■ Your task
In the records that follow, find each line with the word "true" and copy it.

====== Data extract

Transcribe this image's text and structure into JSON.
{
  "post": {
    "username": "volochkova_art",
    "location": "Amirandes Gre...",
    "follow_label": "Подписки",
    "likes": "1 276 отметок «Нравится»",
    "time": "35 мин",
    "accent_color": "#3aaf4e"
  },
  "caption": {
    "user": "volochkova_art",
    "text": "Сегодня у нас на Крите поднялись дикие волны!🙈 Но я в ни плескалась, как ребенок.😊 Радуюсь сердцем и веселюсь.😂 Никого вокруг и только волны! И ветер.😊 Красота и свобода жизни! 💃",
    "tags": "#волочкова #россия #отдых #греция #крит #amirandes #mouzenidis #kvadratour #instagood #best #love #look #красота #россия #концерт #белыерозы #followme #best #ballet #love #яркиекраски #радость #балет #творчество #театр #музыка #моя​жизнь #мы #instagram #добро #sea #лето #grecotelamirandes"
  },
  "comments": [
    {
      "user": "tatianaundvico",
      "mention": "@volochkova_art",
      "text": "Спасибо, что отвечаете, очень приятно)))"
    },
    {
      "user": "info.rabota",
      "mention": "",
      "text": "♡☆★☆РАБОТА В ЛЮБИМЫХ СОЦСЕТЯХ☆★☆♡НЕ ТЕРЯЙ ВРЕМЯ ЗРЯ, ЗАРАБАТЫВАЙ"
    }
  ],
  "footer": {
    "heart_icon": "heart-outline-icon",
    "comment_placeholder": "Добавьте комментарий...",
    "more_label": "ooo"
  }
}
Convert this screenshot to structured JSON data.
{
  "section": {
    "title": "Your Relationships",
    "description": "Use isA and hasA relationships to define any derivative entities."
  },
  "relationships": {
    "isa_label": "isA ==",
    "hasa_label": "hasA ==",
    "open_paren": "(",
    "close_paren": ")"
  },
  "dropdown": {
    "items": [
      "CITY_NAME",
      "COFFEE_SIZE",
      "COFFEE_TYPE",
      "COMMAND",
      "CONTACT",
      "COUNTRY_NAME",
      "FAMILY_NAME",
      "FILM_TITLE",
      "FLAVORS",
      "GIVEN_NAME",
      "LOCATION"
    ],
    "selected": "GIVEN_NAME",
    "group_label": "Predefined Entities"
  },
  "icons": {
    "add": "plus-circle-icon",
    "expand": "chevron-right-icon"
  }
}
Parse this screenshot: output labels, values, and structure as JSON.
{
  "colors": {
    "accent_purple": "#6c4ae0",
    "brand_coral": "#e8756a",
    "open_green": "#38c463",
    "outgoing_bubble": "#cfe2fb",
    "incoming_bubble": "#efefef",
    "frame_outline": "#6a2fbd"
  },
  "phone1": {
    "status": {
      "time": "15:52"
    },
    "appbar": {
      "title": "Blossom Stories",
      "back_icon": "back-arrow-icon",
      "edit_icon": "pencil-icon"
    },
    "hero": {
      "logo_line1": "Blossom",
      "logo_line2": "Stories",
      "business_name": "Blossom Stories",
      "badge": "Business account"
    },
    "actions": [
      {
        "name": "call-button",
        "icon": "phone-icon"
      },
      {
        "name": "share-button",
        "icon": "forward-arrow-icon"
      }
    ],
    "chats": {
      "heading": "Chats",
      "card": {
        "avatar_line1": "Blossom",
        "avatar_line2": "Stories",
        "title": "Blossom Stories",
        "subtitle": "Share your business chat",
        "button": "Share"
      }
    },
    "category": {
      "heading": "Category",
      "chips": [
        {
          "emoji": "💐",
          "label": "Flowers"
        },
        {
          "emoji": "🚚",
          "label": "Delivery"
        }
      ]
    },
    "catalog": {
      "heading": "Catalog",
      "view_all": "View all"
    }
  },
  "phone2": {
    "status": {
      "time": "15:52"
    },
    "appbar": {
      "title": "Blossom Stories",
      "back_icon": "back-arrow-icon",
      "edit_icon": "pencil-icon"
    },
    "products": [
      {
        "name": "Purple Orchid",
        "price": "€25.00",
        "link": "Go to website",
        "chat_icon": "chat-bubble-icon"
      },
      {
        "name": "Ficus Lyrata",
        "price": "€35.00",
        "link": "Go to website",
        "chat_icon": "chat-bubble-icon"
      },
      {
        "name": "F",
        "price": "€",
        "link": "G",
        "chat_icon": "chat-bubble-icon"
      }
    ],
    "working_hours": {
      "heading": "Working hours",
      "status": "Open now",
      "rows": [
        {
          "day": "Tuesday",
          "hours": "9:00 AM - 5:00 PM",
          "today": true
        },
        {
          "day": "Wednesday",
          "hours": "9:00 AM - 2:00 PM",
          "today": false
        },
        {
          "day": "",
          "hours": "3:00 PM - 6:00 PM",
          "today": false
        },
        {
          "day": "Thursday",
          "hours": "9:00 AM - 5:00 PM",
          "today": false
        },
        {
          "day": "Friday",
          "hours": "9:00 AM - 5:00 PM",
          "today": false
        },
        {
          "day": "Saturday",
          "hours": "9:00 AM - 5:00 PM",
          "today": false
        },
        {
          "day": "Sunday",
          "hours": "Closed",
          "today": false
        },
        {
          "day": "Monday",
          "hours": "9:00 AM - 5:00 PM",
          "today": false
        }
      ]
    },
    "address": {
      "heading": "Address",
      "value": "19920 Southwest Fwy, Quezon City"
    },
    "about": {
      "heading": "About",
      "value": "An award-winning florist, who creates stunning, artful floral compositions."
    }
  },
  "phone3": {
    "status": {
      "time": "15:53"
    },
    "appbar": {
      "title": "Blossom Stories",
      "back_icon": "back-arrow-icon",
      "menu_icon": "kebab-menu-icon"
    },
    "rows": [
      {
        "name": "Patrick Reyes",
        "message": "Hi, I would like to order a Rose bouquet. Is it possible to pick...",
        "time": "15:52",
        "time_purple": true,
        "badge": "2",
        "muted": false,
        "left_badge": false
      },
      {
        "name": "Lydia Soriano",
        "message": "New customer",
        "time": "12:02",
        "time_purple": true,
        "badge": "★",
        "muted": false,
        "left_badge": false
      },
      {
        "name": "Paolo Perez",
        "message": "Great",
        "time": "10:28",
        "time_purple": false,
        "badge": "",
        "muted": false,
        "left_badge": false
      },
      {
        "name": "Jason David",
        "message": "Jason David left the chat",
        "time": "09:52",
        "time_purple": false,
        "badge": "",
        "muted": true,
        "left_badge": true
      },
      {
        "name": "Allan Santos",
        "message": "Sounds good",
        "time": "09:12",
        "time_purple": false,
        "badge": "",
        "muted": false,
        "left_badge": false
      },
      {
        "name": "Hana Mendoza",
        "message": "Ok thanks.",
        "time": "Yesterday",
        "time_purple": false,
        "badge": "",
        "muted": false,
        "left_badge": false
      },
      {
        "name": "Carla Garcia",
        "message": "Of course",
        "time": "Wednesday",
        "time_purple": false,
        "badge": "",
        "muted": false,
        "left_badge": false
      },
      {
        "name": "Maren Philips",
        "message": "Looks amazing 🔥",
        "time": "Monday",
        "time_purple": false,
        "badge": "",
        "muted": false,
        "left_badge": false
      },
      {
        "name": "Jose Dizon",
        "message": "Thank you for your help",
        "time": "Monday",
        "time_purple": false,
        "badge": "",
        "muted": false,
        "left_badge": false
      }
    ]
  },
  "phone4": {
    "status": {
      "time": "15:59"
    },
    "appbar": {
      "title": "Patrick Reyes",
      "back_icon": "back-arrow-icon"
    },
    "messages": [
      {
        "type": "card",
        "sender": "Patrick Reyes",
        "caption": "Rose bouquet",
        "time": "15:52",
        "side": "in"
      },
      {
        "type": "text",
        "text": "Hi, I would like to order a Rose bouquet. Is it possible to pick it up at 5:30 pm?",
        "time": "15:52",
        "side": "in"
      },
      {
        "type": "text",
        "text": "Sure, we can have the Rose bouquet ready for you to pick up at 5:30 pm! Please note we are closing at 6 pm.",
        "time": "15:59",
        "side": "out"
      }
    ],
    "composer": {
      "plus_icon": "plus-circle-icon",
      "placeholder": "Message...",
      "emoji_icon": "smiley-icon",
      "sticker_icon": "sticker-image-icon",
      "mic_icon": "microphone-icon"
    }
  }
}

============

■ Result of the task
          "today": true
        "time_purple": true,
        "time_purple": true,
        "muted": true,
        "left_badge": true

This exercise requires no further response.